Residents of New Haven, Connecticut are experiencing another spooky Halloween this year involving centuries-old skeletons and time capsules. After winds of Hurricane Sandy ripped through the town in 2012, a women walking through New Haven Green noticed a skull under an uprooted historic tree, coincidentally, on Halloween. This week, archeologists released more detailed scientific findings of what was located under the Lincoln Oak, planted in 1909 on the 100th anniversary of President Abraham Lincoln's birth. Within the roots of the downed tree, researchers found two time capsules and the skeletal remains of six people buried in the 1700s: three adults, two children and some unidentifiable bones. Just in time for this Halloween, former state archeologist Dr. Nick Bellantoni and Dr. Gary Aronsen, director of the Yale University Biological Anthropology Laboratories hosted a forensic analysis of the site through the New Haven Museum.
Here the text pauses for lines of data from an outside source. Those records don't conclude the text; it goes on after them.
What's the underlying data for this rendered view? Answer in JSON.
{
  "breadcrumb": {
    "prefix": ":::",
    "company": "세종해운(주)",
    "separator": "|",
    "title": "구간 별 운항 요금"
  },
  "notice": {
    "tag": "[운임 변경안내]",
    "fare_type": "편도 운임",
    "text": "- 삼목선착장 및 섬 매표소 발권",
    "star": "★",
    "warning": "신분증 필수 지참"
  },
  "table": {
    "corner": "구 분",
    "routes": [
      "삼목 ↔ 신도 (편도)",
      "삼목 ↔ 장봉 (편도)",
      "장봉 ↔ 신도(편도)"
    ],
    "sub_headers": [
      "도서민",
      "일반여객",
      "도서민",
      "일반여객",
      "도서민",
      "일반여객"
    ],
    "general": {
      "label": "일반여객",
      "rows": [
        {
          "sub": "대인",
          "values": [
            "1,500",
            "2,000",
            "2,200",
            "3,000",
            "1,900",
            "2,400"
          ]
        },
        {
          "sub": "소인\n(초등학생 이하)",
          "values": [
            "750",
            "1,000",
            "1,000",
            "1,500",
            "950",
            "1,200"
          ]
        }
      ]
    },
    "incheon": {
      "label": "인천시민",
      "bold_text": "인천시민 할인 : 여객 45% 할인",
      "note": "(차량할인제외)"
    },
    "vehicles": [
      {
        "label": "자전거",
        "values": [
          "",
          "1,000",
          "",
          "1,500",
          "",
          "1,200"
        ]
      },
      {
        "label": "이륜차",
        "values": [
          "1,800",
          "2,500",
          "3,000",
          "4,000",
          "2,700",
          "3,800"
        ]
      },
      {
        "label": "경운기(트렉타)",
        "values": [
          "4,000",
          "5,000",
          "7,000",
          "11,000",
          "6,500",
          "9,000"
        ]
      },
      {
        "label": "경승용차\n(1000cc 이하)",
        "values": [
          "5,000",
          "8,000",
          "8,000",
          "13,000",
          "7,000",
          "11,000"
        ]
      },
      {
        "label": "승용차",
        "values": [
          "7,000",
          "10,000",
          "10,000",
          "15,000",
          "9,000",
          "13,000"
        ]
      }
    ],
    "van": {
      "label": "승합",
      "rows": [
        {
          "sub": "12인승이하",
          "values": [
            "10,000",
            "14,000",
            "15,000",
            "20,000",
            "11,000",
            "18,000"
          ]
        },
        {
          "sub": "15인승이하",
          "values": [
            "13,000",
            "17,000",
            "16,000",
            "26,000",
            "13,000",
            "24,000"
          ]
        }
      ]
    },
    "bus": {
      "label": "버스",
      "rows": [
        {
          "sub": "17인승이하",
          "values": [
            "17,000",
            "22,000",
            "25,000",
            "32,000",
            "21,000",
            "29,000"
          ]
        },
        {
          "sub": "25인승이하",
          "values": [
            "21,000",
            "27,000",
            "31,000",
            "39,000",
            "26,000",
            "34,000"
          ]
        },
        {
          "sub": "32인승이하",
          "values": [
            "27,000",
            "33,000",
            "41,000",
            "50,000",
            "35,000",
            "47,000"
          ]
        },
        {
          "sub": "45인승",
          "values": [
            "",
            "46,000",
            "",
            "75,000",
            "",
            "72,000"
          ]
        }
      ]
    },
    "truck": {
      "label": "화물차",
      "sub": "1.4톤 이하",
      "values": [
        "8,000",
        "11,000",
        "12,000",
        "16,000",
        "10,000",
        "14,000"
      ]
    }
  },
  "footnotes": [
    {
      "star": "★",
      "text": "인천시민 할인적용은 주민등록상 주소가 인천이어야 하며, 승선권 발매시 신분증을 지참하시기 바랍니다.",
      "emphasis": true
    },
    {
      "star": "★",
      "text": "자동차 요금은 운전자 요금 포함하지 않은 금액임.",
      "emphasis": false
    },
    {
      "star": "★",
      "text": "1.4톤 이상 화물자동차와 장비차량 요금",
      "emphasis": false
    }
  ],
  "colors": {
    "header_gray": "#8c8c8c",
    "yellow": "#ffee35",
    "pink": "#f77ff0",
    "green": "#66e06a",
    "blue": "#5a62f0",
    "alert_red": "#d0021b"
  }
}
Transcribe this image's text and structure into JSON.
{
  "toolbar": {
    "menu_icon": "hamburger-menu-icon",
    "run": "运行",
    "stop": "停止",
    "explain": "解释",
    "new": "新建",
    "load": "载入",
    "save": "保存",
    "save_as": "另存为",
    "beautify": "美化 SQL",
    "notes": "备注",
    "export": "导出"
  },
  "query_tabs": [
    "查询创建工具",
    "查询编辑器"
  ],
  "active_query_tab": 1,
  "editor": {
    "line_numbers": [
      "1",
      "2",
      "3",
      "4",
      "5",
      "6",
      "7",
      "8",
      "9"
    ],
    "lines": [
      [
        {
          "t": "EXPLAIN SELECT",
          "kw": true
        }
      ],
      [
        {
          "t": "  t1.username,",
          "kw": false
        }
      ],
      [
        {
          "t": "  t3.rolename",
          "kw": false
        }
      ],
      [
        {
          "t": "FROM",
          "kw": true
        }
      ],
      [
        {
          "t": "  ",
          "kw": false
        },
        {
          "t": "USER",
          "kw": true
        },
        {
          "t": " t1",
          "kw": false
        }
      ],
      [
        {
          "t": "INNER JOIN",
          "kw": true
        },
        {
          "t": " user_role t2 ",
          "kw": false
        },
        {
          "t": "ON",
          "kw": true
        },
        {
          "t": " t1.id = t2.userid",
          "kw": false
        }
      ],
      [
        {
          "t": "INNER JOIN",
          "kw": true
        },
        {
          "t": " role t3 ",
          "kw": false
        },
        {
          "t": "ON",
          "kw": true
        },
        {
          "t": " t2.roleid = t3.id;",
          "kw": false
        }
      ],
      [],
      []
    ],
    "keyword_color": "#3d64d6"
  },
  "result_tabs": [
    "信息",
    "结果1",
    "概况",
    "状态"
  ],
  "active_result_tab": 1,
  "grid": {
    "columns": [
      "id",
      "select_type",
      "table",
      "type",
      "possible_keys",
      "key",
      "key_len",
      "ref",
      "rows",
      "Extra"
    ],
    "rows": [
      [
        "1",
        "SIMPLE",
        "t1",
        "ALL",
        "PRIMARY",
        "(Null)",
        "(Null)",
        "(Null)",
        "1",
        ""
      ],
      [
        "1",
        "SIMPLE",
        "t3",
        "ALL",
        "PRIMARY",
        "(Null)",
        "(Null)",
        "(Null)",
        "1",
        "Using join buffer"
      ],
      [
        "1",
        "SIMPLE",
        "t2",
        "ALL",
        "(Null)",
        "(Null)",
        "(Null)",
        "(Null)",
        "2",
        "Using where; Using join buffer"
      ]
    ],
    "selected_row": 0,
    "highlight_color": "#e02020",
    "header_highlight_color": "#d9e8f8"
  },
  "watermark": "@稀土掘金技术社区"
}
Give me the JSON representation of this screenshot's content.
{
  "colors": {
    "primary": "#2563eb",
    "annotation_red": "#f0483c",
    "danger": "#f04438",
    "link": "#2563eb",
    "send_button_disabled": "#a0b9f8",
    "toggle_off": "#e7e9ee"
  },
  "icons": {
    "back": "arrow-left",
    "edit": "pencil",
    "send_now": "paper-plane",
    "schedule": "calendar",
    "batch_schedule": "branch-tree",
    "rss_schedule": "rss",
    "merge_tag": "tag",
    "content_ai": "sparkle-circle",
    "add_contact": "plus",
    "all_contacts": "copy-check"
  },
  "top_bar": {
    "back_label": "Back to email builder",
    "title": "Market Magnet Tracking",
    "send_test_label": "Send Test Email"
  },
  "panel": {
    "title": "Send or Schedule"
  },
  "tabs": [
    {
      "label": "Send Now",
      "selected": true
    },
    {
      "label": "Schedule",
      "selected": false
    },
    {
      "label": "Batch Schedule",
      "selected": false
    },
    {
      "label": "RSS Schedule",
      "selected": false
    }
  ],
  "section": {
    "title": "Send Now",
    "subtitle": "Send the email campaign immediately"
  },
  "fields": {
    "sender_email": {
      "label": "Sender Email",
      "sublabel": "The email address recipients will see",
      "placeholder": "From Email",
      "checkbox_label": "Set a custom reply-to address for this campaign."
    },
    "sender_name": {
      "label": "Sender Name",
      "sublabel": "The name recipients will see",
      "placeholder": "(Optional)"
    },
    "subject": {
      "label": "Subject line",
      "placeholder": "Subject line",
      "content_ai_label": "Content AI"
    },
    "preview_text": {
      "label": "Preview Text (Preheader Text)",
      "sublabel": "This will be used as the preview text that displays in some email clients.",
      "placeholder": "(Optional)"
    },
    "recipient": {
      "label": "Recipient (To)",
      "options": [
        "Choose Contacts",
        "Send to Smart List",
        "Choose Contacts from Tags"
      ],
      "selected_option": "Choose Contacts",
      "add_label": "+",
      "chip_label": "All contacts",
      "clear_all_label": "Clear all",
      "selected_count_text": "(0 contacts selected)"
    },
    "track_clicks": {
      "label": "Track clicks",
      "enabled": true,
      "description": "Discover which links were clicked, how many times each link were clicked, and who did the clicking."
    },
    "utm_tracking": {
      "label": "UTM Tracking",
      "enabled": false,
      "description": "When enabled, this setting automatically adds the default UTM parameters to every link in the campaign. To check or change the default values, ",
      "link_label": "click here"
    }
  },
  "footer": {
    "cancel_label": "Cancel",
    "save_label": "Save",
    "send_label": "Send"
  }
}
Dr. Bellantoni says, "This project is intriguing on a couple of levels. There's the discovery story, and how we excavated the remains from the tree root mat, ironically on Halloween, and then there's the forensic analyses of the skeletal remains and associated artifacts which tell us about the lives of the early settlers of the New Haven Colony and health and disease in the late 1700s." Bellantoni says the two time capsules have been donated to the museum. One of particular interest was planted under the Lincoln Oak to commemorate the tree planting and contained a grapeshot cannon ball and a musket ball taken from a Gettysburg battlefield. Multiple historians and academic researchers were involved in the project which has peaked the interest of New Haven residents. City officials knew of the park's past as a burial ground, but thought all bodies were transported to a nearby cemetery years ago.